And if that's not lively enough for you, how about a sprinting Madonna to enliven Easter celebrations in Italy? That's exactly what happens in Sulmona, in the central eastern region of Abruzzo where the procession of La Madonna che scappa, or the "Madonna who runs away" sees the statue of the Virgin racing across the main town square towards her resurrected son on the other side. The drama is heightened with firecrackers and the final release of doves as Mary's black mourning cloak falls from her back. This is most definitely an unusually vibrant way to celebrate La Pasqua and one not to be missed.
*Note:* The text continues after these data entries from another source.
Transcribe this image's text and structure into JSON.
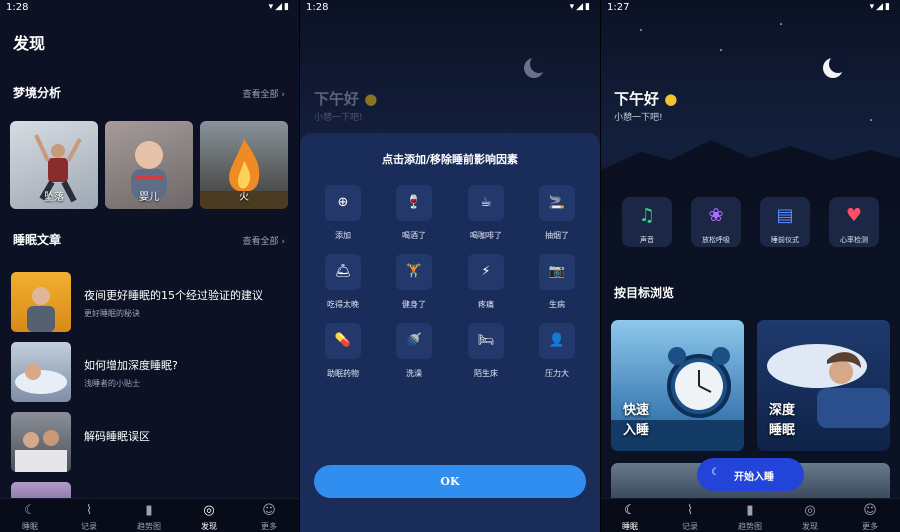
{
  "panel1": {
    "status_time": "1:28",
    "title": "发现",
    "dream_section": {
      "title": "梦境分析",
      "see_all": "查看全部"
    },
    "dream_cards": [
      {
        "label": "坠落"
      },
      {
        "label": "婴儿"
      },
      {
        "label": "火"
      }
    ],
    "article_section": {
      "title": "睡眠文章",
      "see_all": "查看全部"
    },
    "articles": [
      {
        "title": "夜间更好睡眠的15个经过验证的建议",
        "subtitle": "更好睡眠的秘诀"
      },
      {
        "title": "如何增加深度睡眠?",
        "subtitle": "浅睡者的小贴士"
      },
      {
        "title": "解码睡眠误区",
        "subtitle": ""
      }
    ],
    "nav": [
      {
        "label": "睡眠",
        "icon": "moon-icon"
      },
      {
        "label": "记录",
        "icon": "chart-icon"
      },
      {
        "label": "趋势图",
        "icon": "bars-icon"
      },
      {
        "label": "发现",
        "icon": "planet-icon"
      },
      {
        "label": "更多",
        "icon": "smile-icon"
      }
    ]
  },
  "panel2": {
    "status_time": "1:28",
    "greeting": "下午好",
    "greeting_sub": "小憩一下吧!",
    "sheet_title": "点击添加/移除睡前影响因素",
    "factors": [
      {
        "label": "添加",
        "glyph": "⊕"
      },
      {
        "label": "喝酒了",
        "glyph": "🍷"
      },
      {
        "label": "喝咖啡了",
        "glyph": "☕"
      },
      {
        "label": "抽烟了",
        "glyph": "🚬"
      },
      {
        "label": "吃得太晚",
        "glyph": "🛎"
      },
      {
        "label": "健身了",
        "glyph": "🏋"
      },
      {
        "label": "疼痛",
        "glyph": "⚡"
      },
      {
        "label": "生病",
        "glyph": "📷"
      },
      {
        "label": "助眠药物",
        "glyph": "💊"
      },
      {
        "label": "洗澡",
        "glyph": "🚿"
      },
      {
        "label": "陌生床",
        "glyph": "🛏"
      },
      {
        "label": "压力大",
        "glyph": "👤"
      }
    ],
    "ok_label": "OK"
  },
  "panel3": {
    "status_time": "1:27",
    "greeting": "下午好",
    "greeting_sub": "小憩一下吧!",
    "tools": [
      {
        "label": "声音",
        "glyph": "♫",
        "color": "#39d98a"
      },
      {
        "label": "放松呼吸",
        "glyph": "❀",
        "color": "#b06cff"
      },
      {
        "label": "睡前仪式",
        "glyph": "▤",
        "color": "#5b8cff"
      },
      {
        "label": "心率检测",
        "glyph": "♥",
        "color": "#ff4d6a"
      }
    ],
    "browse_title": "按目标浏览",
    "goals": [
      {
        "label": "快速\n入睡"
      },
      {
        "label": "深度\n睡眠"
      }
    ],
    "start_sleep": "开始入睡",
    "nav": [
      {
        "label": "睡眠"
      },
      {
        "label": "记录"
      },
      {
        "label": "趋势图"
      },
      {
        "label": "发现"
      },
      {
        "label": "更多"
      }
    ]
  }
}
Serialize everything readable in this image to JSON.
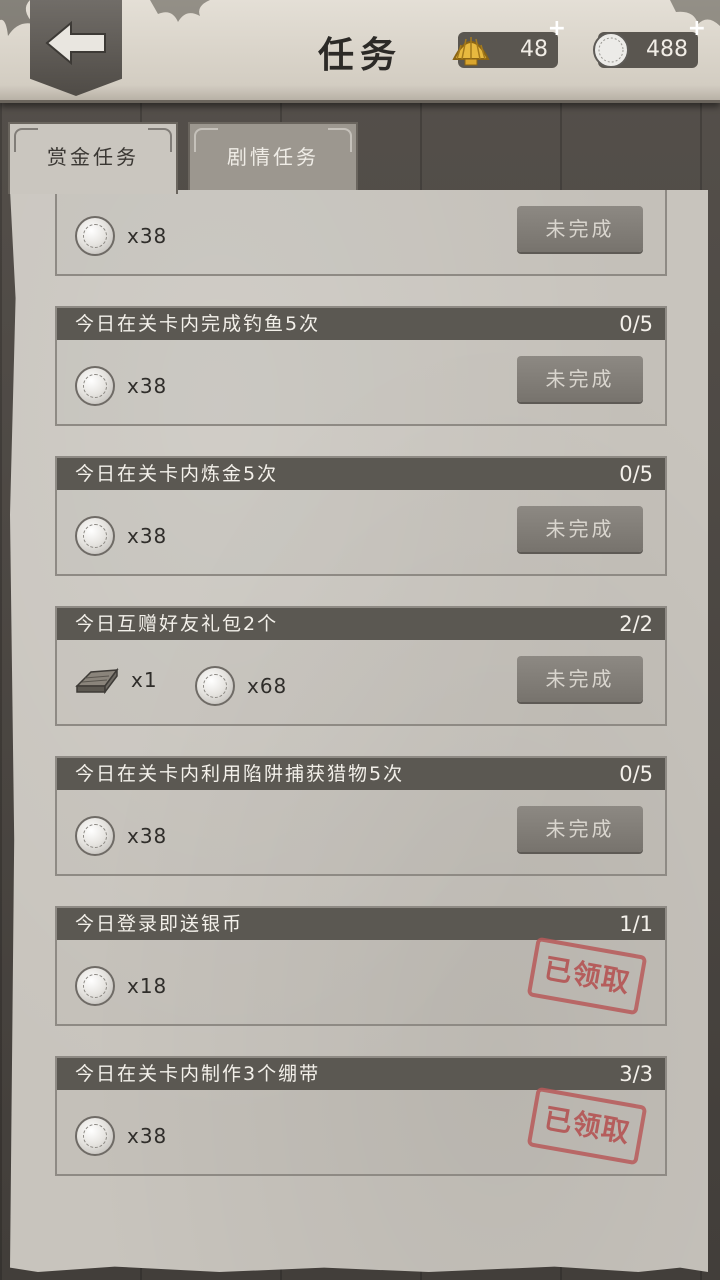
{
  "header": {
    "title": "任务",
    "currencies": [
      {
        "icon": "shell-icon",
        "amount": "48"
      },
      {
        "icon": "silver-coin-icon",
        "amount": "488"
      }
    ],
    "plus_label": "+"
  },
  "tabs": [
    {
      "label": "赏金任务",
      "active": true
    },
    {
      "label": "剧情任务",
      "active": false
    }
  ],
  "tasks": [
    {
      "name": "",
      "progress": "",
      "rewards": [
        {
          "icon": "silver-coin-icon",
          "amount": "x38"
        }
      ],
      "status": "未完成",
      "claimed": false
    },
    {
      "name": "今日在关卡内完成钓鱼5次",
      "progress": "0/5",
      "rewards": [
        {
          "icon": "silver-coin-icon",
          "amount": "x38"
        }
      ],
      "status": "未完成",
      "claimed": false
    },
    {
      "name": "今日在关卡内炼金5次",
      "progress": "0/5",
      "rewards": [
        {
          "icon": "silver-coin-icon",
          "amount": "x38"
        }
      ],
      "status": "未完成",
      "claimed": false
    },
    {
      "name": "今日互赠好友礼包2个",
      "progress": "2/2",
      "rewards": [
        {
          "icon": "wood-plank-icon",
          "amount": "x1"
        },
        {
          "icon": "silver-coin-icon",
          "amount": "x68"
        }
      ],
      "status": "未完成",
      "claimed": false
    },
    {
      "name": "今日在关卡内利用陷阱捕获猎物5次",
      "progress": "0/5",
      "rewards": [
        {
          "icon": "silver-coin-icon",
          "amount": "x38"
        }
      ],
      "status": "未完成",
      "claimed": false
    },
    {
      "name": "今日登录即送银币",
      "progress": "1/1",
      "rewards": [
        {
          "icon": "silver-coin-icon",
          "amount": "x18"
        }
      ],
      "status": "已领取",
      "claimed": true
    },
    {
      "name": "今日在关卡内制作3个绷带",
      "progress": "3/3",
      "rewards": [
        {
          "icon": "silver-coin-icon",
          "amount": "x38"
        }
      ],
      "status": "已领取",
      "claimed": true
    }
  ],
  "colors": {
    "header_bar": "#5b5852",
    "paper": "#c8c4bd",
    "stamp": "#b44e4e",
    "button": "#8d8983"
  }
}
But if devils, fireworks and sprinting statues are a little too much why not head to Cividale del Friuli, in the Friuli-Venezia Giulia region of northern Italy for a game of Il Truc or egg boules. The pastime dates back to Medieval times and uses prettily painted hens eggs instead of bowls, boules or balls. Centred around a circular stone lined pit the aim is to roll your egg down the ramp into the pit and knock your opponent's eggs out of the way as you go. And fortunately competition is good-humoured so it's an egg-citing way to celebrate the arrival of Easter Sunday!

La Pasquetta, Easter Monday
Known affectionately as La Pasquetta or Il Lunedì dell'Angelo, Angel's Monday, Easter Monday is a national holiday and traditionally the day when Italians enjoy carefree country picnics with friends and family to celebrate the return of spring.

In Alto-Adige's alpine Merano, however, the town is preparing something a bit different, the Corse Rusticane or traditional horse races of peculiarly blonde Haflinger horses. Before the race, gold maned horses and their traditionally costumed Tyrolean riders parade through town accompanied by bands and folk dancers. The day culminates as the beautiful blond mountain horses race around the Maia racetrack to the delight of the crowds. The golden horses of Easter are a unique sight as their manes fly in the wine. If you like horses, Merano is definitely worth a trip.

And finally, we can't talk about an Italian Easter without mentioning food. Dining tables and picnic blankets sag under the weight of roast lambs, Columba cakes, bread and much much more. But in Panicale in Umbria, food is even more central to the Pasquetta festival, if that's possible, as the town celebrates with a cheese-rolling race! Combining elements of yo-yo, bocce and running the race is said to commemorate the moment the stone door was rolled away from Jesus's tomb. Giocatori, or players, jostle to be the first to roll a nine-pound Pecorino cheese around the perimeter of the old, walled village but the rules of this ancient race are strict. They're allowed to use a leather strap to launch the cheese and keep it moving with a whip-like stick but otherwise players shouldn't use hands or feet to propel their cheese on. The winner of the Ruzzolone race is the one who finishes with the fewest taps of the cheese and the prize, fittingly, is the cheese itself. Delizioso!

Ultimately there's more to a traditional Italian Easter that meets the eye with as many different ways to celebrate as there are towns and cities. One thing is for certain, however, Easter is a festival very close to Italian hearts. And whether you do it with races, parades or simple egg-travaganzas, this is definitely a time to celebrate. Buona Pasqua a tutti, Happy Easter everyone!